2. Geological Society Publications and Journals: Many geological societies publish books, articles, and journals that contain information and resources on rock classification. These publications often provide detailed explanations, classifications, and identification tips for different types of rocks.
3. Online Databases and Websites: Numerous websites and online databases provide extensive resources for rock classification. These platforms offer comprehensive information about rock types, their properties, and their classification criteria. Some websites also include interactive tools, images, and maps to aid in rock identification.
4. Geology Courses and Textbooks: Taking geology courses or referring to geology textbooks can be another valuable resource for classifying rocks.
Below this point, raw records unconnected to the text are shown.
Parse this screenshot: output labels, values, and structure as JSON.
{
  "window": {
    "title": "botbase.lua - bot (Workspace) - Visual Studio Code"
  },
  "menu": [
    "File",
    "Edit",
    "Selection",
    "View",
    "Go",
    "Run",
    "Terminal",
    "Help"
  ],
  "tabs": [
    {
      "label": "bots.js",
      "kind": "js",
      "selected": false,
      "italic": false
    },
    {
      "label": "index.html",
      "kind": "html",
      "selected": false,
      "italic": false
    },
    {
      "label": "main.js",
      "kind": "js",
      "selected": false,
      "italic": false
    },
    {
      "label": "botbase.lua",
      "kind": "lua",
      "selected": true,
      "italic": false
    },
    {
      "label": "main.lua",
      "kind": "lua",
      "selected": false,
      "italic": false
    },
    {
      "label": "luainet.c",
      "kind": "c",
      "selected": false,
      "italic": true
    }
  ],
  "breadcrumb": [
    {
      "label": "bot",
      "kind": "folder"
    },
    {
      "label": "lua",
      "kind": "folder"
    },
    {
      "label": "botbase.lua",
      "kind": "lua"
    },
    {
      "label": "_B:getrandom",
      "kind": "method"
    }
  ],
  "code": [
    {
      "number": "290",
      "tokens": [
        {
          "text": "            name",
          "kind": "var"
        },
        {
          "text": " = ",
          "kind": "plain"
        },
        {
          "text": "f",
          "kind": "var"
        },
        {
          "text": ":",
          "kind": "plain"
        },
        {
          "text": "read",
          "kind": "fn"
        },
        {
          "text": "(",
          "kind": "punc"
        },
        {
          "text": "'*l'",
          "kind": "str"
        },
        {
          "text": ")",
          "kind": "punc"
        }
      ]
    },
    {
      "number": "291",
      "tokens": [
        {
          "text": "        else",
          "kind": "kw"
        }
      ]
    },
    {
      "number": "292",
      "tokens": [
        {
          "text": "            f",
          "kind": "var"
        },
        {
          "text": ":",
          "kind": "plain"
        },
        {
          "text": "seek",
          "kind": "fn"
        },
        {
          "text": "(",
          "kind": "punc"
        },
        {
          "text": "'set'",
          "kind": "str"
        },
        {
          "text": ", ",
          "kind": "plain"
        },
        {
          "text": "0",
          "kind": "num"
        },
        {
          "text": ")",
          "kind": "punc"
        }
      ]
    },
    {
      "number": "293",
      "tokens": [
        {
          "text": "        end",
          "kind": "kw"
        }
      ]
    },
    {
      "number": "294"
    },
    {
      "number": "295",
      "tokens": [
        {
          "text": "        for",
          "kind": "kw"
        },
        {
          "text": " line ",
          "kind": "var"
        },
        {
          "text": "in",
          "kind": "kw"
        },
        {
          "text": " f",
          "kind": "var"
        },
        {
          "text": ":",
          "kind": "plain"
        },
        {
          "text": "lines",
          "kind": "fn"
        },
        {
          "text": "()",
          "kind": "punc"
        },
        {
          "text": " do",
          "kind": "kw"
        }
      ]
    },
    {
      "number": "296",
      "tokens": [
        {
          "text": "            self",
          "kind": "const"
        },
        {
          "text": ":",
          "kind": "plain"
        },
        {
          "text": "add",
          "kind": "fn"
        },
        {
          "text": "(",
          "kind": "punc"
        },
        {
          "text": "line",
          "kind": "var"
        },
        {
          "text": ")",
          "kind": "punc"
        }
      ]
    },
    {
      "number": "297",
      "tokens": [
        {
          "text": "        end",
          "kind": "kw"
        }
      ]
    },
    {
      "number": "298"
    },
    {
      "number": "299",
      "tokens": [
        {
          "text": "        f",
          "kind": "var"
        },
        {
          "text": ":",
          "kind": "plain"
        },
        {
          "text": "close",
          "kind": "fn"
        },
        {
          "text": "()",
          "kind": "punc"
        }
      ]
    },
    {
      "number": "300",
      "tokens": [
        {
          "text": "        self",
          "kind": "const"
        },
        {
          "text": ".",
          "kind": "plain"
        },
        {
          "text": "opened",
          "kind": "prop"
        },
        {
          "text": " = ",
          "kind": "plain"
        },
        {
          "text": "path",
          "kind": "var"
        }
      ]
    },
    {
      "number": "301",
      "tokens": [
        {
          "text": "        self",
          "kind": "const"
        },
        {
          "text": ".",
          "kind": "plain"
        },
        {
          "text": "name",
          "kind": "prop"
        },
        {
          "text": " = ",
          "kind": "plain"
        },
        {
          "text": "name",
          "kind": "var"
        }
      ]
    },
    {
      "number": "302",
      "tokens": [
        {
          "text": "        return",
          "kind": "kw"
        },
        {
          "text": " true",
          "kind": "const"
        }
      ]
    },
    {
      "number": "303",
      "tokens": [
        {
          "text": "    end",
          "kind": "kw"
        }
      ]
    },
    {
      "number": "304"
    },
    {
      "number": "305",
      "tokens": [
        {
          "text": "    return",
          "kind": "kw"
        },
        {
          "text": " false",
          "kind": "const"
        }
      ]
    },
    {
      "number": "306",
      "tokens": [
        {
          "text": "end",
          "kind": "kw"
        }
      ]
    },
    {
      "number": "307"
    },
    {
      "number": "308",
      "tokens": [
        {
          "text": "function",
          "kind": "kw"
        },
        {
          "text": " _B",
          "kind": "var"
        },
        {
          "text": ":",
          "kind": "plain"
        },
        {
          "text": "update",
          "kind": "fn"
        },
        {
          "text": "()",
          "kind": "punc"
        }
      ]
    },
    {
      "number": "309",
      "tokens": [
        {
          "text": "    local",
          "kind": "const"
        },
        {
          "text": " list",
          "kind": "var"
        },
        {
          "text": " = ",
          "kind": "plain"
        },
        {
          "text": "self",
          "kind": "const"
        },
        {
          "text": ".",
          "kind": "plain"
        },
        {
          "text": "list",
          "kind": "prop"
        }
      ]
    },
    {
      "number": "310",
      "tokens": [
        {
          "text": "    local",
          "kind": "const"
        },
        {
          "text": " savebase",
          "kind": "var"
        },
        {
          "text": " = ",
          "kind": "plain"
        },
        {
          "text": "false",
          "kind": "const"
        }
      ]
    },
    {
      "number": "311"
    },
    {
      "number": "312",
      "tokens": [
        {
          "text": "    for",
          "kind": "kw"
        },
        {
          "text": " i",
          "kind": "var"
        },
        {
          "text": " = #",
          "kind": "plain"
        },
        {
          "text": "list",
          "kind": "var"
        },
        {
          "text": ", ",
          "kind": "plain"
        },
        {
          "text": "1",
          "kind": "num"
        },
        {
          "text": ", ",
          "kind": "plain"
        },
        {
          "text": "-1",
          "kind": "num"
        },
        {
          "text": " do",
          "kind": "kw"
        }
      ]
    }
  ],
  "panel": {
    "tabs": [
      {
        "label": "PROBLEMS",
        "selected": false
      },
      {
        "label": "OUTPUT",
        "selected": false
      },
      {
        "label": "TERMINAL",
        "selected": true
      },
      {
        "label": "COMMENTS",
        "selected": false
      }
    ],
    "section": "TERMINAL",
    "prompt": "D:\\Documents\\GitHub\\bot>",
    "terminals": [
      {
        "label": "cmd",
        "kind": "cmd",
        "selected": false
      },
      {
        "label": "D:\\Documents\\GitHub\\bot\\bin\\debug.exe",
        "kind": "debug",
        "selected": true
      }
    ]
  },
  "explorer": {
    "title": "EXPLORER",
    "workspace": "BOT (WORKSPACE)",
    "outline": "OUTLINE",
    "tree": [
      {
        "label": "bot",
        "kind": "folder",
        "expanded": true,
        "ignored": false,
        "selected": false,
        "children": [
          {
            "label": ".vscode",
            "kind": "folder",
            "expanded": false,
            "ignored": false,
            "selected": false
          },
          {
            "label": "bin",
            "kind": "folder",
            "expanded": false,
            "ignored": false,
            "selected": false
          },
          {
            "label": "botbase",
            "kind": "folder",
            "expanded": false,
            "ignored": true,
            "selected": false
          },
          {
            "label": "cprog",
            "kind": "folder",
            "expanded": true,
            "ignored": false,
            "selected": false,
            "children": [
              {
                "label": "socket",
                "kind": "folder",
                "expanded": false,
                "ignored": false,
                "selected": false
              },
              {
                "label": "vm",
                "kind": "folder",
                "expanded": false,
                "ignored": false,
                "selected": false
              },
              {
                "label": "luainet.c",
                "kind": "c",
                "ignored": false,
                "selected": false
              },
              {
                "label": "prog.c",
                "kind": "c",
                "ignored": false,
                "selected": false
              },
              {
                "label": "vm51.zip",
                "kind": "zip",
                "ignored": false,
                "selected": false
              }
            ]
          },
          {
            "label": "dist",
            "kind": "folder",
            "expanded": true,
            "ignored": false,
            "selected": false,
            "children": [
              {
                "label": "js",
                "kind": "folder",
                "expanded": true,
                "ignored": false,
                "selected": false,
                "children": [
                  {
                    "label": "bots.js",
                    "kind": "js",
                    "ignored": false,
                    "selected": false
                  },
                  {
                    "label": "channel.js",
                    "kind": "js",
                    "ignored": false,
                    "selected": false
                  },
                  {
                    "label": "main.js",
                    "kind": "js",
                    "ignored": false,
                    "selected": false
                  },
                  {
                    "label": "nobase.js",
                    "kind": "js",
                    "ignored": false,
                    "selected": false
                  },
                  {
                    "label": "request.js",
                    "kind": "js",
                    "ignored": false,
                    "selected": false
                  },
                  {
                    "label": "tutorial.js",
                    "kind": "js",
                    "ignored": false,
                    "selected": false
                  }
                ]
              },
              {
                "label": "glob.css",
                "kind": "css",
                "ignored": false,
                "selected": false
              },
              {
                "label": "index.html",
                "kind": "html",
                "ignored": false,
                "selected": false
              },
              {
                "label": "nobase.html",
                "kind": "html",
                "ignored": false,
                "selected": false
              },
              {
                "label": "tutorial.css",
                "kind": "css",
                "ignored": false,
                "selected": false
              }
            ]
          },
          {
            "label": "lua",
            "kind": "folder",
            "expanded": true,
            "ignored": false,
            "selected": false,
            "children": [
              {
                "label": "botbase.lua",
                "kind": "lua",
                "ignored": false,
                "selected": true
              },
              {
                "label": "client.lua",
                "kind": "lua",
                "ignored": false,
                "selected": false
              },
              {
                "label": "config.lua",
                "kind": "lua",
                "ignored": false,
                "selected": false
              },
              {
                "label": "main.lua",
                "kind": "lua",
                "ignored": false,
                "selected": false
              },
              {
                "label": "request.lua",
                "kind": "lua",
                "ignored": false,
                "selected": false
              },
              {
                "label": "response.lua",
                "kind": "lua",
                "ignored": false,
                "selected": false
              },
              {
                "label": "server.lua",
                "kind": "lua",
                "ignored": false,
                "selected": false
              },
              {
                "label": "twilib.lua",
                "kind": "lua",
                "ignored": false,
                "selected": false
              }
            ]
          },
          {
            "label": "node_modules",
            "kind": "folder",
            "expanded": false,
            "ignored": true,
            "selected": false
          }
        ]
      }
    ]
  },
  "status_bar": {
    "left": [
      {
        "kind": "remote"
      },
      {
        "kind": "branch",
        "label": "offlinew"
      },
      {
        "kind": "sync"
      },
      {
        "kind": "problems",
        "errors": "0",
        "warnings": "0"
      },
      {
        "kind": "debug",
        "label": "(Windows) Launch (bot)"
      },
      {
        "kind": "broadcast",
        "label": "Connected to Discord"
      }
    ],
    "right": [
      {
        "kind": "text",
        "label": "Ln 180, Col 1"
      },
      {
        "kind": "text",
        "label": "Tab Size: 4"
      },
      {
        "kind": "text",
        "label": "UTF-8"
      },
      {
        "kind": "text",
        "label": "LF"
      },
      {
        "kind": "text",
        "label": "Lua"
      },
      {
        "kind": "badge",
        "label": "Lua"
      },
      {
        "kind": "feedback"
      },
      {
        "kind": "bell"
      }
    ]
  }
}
These courses and books cover various aspects of rock classification, including mineralogy, petrology, and sedimentology. Many educational institutions offer online courses or provide reading materials for self-guided learning.
5. Geological Museums and Exhibitions: Visiting geological museums or exhibitions can provide hands-on experiences with different rock types. Museums often display a wide range of rocks and minerals, accompanied by detailed information about their classification and properties.
6. Online Forums and Communities: Engaging in online forums and communities focused on geology can provide valuable insights and guidance for rock classification. These platforms allow interaction with experts and enthusiasts who can share their knowledge, experiences, and resources.
It is important to note that rock classification can be complex and requires an understanding of geological principles and terminology. Therefore, it is recommended to consult multiple resources and, if possible, seek guidance from professionals or experienced geologists for accurate and reliable classification.
|Formed through the deposition and solidification of sediment, often in layers
|Formed through the transformation of existing rock types through heat, pressure, or chemical processes
|Formed through the cooling and solidification of magma or lava